Not all of them, mind – interacting with customers in the specific milieu of a craft fair or market is a skill I didn’t have before, and I do like to think I’ve got a decent handle on that now, for the most part. But the normal-person, day-to-day things? Casual conversations with friends about what happened yesterday, or what I’m planning to do next week, or so forth? Yeah, I am no good at those anymore. I appear to have lost the skills for any conversational mode between “yes thank you I would like fries with that” and “stream of consciousness babble with no thought to situational appropriateness”.
…well, OK, it’s not quite that bad. It’s not this bad either (um, maybe panel 2, come to think of it), but it’s there. One gradually forgets things like how to recognize which color combinations of clothing are socially acceptable for public wear, whether or not one has combed one’s hair on a given day, and even what time or what day it actually is.
I am an introvert by nature, and while I do quite like the company of many people, the near-solitude of my work life does not bother me in its own right. But sometimes, when I’m at a family gathering or in a group of friends and I hear myself rambling on about things about which no one can possibly care (bear in mind here that one generally talks about what one thinks about, and mostly I’m thinking about tomorrow’s to-do list, and business plans for next month and next quarter, and technique tweakings for soaps I want to design for next season, and other things ill-suited to social conversation), and I see eyes glazing over, and I think maybe I should get out just a bit more, to remind me how this whole “coexisting with other humans” thing works.

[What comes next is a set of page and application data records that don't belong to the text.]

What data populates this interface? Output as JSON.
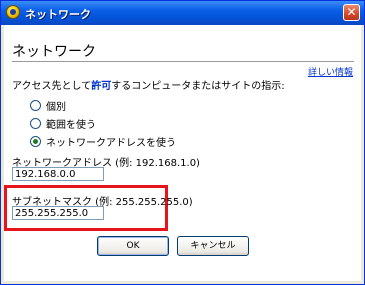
{
  "window": {
    "title": "ネットワーク",
    "close_glyph": "✕"
  },
  "header": {
    "title": "ネットワーク",
    "help_link": "詳しい情報"
  },
  "instruction": {
    "prefix": "アクセス先として",
    "emphasis": "許可",
    "suffix": "するコンピュータまたはサイトの指示:"
  },
  "options": [
    {
      "label": "個別",
      "checked": false
    },
    {
      "label": "範囲を使う",
      "checked": false
    },
    {
      "label": "ネットワークアドレスを使う",
      "checked": true
    }
  ],
  "network_address": {
    "label": "ネットワークアドレス (例: 192.168.1.0)",
    "value": "192.168.0.0"
  },
  "subnet_mask": {
    "label": "サブネットマスク (例: 255.255.255.0)",
    "value": "255.255.255.0"
  },
  "buttons": {
    "ok": "OK",
    "cancel": "キャンセル"
  },
  "colors": {
    "highlight": "#e8141c",
    "title_bar": "#0a5ee6",
    "link": "#0033cc"
  }
}
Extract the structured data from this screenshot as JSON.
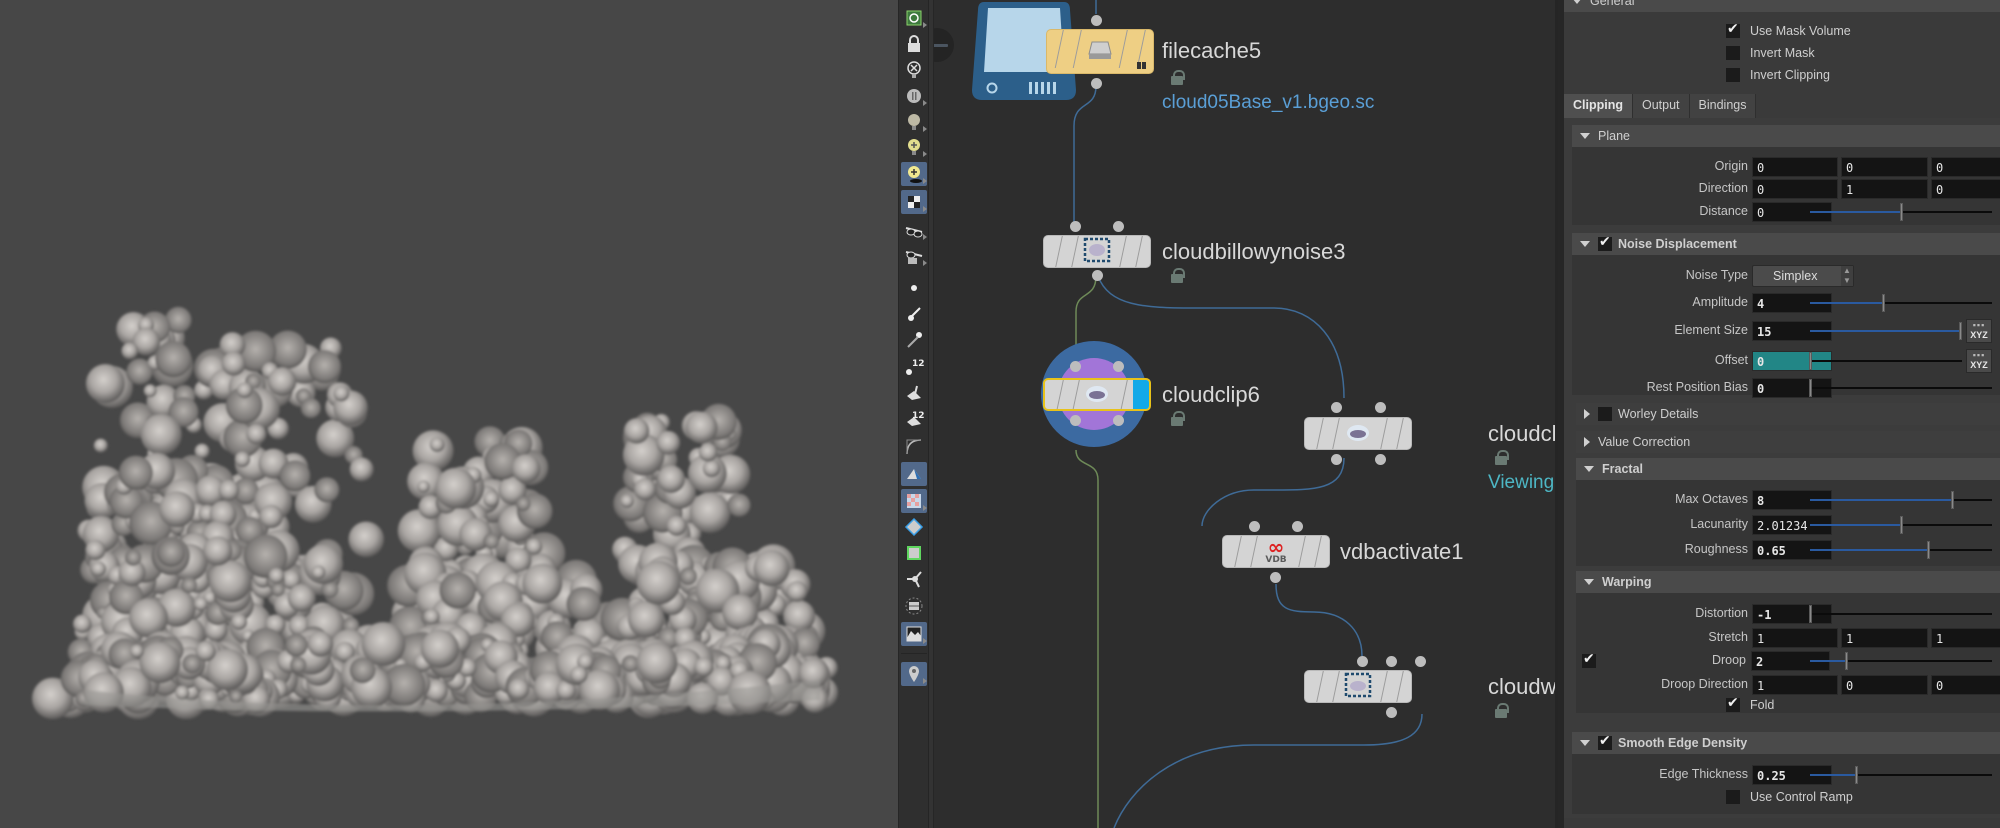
{
  "viewport": {
    "subject": "rendered-cloud-volume",
    "background_color": "#474747"
  },
  "toolbar": {
    "tools": [
      {
        "name": "select-mode-icon",
        "active": false
      },
      {
        "name": "lock-camera-icon",
        "active": false
      },
      {
        "name": "no-lights-icon",
        "active": false
      },
      {
        "name": "headlight-icon",
        "active": false
      },
      {
        "name": "normal-lighting-icon",
        "active": false
      },
      {
        "name": "high-quality-lighting-icon",
        "active": false
      },
      {
        "name": "high-quality-lighting-shadows-icon",
        "active": true
      },
      {
        "name": "ambient-occlusion-icon",
        "active": true
      },
      {
        "name": "stereo-glasses-icon",
        "active": false
      },
      {
        "name": "stereo-camera-icon",
        "active": false
      },
      {
        "name": "display-points-icon",
        "active": false
      },
      {
        "name": "point-normals-icon",
        "active": false
      },
      {
        "name": "point-trails-icon",
        "active": false
      },
      {
        "name": "point-numbers-icon",
        "active": false
      },
      {
        "name": "primitive-normals-icon",
        "active": false
      },
      {
        "name": "primitive-numbers-icon",
        "active": false
      },
      {
        "name": "hull-icon",
        "active": false
      },
      {
        "name": "shaded-backfaces-icon",
        "active": true
      },
      {
        "name": "uv-checker-icon",
        "active": true
      },
      {
        "name": "template-geometry-icon",
        "active": false
      },
      {
        "name": "unique-points-icon",
        "active": false
      },
      {
        "name": "transform-handle-icon",
        "active": false
      },
      {
        "name": "display-options-icon",
        "active": false
      },
      {
        "name": "background-image-icon",
        "active": true
      },
      {
        "name": "pin-icon",
        "active": true
      }
    ],
    "counter_label": "12"
  },
  "network": {
    "nodes": [
      {
        "id": "filecache5",
        "label": "filecache5",
        "sublabel": "cloud05Base_v1.bgeo.sc",
        "sublabel_color": "#5a9fd6",
        "type": "cache"
      },
      {
        "id": "cloudbillowynoise3",
        "label": "cloudbillowynoise3",
        "type": "noise"
      },
      {
        "id": "cloudclip6",
        "label": "cloudclip6",
        "type": "clip",
        "selected": true,
        "display_flag": true
      },
      {
        "id": "cloudclip-viewing",
        "label": "cloudcl",
        "sublabel": "Viewing",
        "sublabel_color": "#4db6c4",
        "type": "clip"
      },
      {
        "id": "vdbactivate1",
        "label": "vdbactivate1",
        "type": "vdb",
        "icon_text": "VDB"
      },
      {
        "id": "cloudw",
        "label": "cloudw",
        "type": "noise"
      }
    ],
    "wire_colors": {
      "default": "#3f6b97",
      "display": "#6e8a58"
    }
  },
  "params": {
    "general": {
      "label": "General",
      "use_mask_volume": {
        "label": "Use Mask Volume",
        "checked": true
      },
      "invert_mask": {
        "label": "Invert Mask",
        "checked": false
      },
      "invert_clipping": {
        "label": "Invert Clipping",
        "checked": false
      }
    },
    "tabs": [
      {
        "label": "Clipping",
        "active": true
      },
      {
        "label": "Output",
        "active": false
      },
      {
        "label": "Bindings",
        "active": false
      }
    ],
    "plane": {
      "label": "Plane",
      "origin": {
        "label": "Origin",
        "values": [
          "0",
          "0",
          "0"
        ]
      },
      "direction": {
        "label": "Direction",
        "values": [
          "0",
          "1",
          "0"
        ]
      },
      "distance": {
        "label": "Distance",
        "value": "0",
        "slider": 0.5
      }
    },
    "noise_displacement": {
      "label": "Noise Displacement",
      "enabled": true,
      "noise_type": {
        "label": "Noise Type",
        "value": "Simplex"
      },
      "amplitude": {
        "label": "Amplitude",
        "value": "4",
        "slider": 0.4
      },
      "element_size": {
        "label": "Element Size",
        "value": "15",
        "slider": 1.0
      },
      "offset": {
        "label": "Offset",
        "value": "0",
        "slider": 0.0
      },
      "rest_position_bias": {
        "label": "Rest Position Bias",
        "value": "0",
        "slider": 0.0
      },
      "xyz_label": "XYZ",
      "worley_details": {
        "label": "Worley Details",
        "enabled": false
      },
      "value_correction": {
        "label": "Value Correction"
      }
    },
    "fractal": {
      "label": "Fractal",
      "max_octaves": {
        "label": "Max Octaves",
        "value": "8",
        "slider": 0.78
      },
      "lacunarity": {
        "label": "Lacunarity",
        "value": "2.01234",
        "slider": 0.5
      },
      "roughness": {
        "label": "Roughness",
        "value": "0.65",
        "slider": 0.65
      }
    },
    "warping": {
      "label": "Warping",
      "distortion": {
        "label": "Distortion",
        "value": "-1",
        "slider": 0.0
      },
      "stretch": {
        "label": "Stretch",
        "values": [
          "1",
          "1",
          "1"
        ]
      },
      "droop": {
        "label": "Droop",
        "value": "2",
        "slider": 0.2,
        "enabled": true
      },
      "droop_direction": {
        "label": "Droop Direction",
        "values": [
          "1",
          "0",
          "0"
        ]
      },
      "fold": {
        "label": "Fold",
        "checked": true
      }
    },
    "smooth_edge_density": {
      "label": "Smooth Edge Density",
      "enabled": true,
      "edge_thickness": {
        "label": "Edge Thickness",
        "value": "0.25",
        "slider": 0.25
      },
      "use_control_ramp": {
        "label": "Use Control Ramp",
        "checked": false
      }
    }
  }
}
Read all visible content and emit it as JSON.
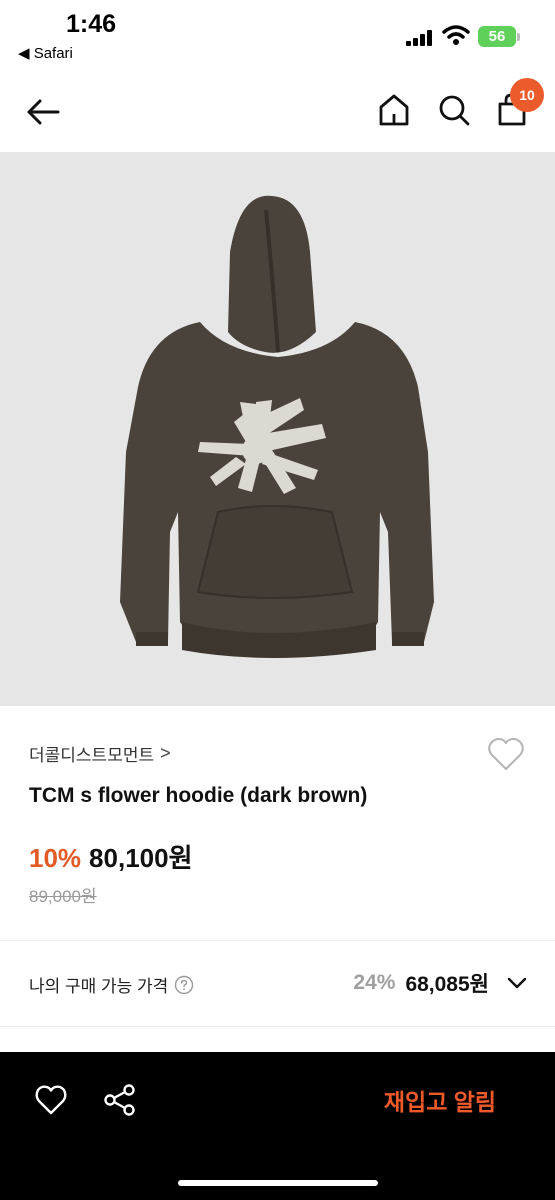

Or else I should just go back to my cave and stop trying to socialize in person at all. Maybe that’s what social media really is for: Providing a social outlet for the situationally socially inept.
Oh, wait. That’s the entire internet, isn’t it.
In any case, this being my blog and therefore a place in which it actually is socially acceptable for me to ramble about whatever happens to be on my mind, I’m going to try to do some of that here – and maybe I’ll get it out of my system enough that if you happen across me at a coffeeshop someday, I’ll be able to talk about my dogs and ask about your kids like a normal person, instead of talking about the esoterics of soap chemistry or the delicate balance of show scheduling. Hey, we can hope, right?